Every line containing the string "this" should be returned from the records.

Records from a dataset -
= Beginning of Section =

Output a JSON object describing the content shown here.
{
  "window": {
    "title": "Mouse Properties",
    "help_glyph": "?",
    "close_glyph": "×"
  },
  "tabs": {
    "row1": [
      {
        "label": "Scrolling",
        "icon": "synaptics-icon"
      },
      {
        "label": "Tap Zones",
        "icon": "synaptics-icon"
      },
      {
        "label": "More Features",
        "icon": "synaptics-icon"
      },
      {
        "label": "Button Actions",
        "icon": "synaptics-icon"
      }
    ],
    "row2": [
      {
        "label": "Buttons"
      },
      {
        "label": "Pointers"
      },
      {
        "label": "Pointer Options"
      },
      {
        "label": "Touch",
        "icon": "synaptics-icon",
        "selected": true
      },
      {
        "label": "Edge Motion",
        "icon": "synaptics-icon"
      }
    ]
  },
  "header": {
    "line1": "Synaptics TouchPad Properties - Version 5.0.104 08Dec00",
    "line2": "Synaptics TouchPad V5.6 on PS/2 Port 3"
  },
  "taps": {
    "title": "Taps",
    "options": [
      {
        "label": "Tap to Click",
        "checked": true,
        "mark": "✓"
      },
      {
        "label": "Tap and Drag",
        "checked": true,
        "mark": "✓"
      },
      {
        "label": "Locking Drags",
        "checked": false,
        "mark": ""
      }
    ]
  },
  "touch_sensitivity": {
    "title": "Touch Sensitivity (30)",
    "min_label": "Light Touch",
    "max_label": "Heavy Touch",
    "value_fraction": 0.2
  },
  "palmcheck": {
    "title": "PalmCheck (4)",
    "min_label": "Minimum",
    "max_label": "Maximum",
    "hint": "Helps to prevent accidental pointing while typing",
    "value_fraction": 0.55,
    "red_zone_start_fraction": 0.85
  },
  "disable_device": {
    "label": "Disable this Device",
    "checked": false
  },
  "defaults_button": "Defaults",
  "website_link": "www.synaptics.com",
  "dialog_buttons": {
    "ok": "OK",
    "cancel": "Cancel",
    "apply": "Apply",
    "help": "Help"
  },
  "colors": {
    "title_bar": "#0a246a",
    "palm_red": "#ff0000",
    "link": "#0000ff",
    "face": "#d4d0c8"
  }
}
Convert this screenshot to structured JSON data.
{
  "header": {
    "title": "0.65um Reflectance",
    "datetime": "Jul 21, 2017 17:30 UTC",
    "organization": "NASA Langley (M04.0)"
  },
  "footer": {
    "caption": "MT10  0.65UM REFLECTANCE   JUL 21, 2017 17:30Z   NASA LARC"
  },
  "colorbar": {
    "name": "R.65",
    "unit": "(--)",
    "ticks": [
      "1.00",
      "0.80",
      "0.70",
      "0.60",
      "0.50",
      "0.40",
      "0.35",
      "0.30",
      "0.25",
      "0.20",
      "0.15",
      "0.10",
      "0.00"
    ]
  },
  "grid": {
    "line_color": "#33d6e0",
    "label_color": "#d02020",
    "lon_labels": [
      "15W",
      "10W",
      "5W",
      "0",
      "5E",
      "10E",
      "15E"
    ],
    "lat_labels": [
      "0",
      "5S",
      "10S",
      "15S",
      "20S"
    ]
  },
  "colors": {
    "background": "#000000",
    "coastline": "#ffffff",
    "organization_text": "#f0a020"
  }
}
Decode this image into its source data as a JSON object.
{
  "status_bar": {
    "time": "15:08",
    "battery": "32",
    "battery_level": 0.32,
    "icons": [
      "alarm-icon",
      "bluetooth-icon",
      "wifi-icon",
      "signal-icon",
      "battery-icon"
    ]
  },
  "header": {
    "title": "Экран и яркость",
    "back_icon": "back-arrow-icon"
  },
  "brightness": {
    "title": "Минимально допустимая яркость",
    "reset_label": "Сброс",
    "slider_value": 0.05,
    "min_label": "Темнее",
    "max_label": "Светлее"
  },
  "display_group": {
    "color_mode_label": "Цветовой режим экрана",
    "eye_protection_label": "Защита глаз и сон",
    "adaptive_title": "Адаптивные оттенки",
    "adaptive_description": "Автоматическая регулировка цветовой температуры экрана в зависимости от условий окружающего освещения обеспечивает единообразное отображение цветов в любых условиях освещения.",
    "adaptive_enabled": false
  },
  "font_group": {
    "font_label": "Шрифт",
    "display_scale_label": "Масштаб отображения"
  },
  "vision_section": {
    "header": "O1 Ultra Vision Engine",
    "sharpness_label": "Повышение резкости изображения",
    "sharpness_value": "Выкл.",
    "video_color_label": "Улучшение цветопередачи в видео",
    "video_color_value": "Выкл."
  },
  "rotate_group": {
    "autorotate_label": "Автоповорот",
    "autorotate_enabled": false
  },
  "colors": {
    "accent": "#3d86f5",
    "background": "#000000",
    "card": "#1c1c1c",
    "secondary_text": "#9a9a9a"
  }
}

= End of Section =

Exercise answer -
    "label": "Disable this Device",
Convert this screenshot to structured JSON data.
Decode this image into its source data as a JSON object.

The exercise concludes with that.